> **WHAT IS EXPECTED**
Collect all lines below with the string "речення".

Data about app and page elements:
════════════════════

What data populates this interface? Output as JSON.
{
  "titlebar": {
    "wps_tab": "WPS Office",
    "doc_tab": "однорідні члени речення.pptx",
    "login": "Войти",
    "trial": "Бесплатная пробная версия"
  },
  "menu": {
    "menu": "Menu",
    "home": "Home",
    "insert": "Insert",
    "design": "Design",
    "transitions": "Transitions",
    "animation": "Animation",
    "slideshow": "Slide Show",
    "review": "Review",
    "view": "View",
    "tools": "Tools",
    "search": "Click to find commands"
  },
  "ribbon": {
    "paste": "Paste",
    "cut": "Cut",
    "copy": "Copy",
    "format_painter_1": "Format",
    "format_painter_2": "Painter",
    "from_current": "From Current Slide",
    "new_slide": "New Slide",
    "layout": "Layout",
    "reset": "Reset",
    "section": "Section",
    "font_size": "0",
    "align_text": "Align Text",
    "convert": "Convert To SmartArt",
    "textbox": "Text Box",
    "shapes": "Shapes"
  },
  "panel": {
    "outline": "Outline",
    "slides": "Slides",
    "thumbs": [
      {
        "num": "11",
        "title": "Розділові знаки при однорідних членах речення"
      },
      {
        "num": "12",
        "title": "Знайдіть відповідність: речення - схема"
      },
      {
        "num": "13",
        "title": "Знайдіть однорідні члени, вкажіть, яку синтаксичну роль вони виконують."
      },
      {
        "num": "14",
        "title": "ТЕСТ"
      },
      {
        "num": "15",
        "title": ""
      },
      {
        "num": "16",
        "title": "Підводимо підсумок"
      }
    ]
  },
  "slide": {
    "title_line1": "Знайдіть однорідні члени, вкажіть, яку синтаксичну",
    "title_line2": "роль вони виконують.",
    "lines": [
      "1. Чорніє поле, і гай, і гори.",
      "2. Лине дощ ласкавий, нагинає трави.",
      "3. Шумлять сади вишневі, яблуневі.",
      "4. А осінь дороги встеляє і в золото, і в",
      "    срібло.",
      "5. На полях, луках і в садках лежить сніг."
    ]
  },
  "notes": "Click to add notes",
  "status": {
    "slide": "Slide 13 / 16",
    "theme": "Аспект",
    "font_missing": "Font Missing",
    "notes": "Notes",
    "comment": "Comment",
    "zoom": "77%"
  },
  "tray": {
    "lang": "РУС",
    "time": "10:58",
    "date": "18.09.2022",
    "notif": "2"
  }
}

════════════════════

> **OUTPUT FOR THIS EXERCISE**
    "doc_tab": "однорідні члени речення.pptx",
        "title": "Розділові знаки при однорідних членах речення"
        "title": "Знайдіть відповідність: речення - схема"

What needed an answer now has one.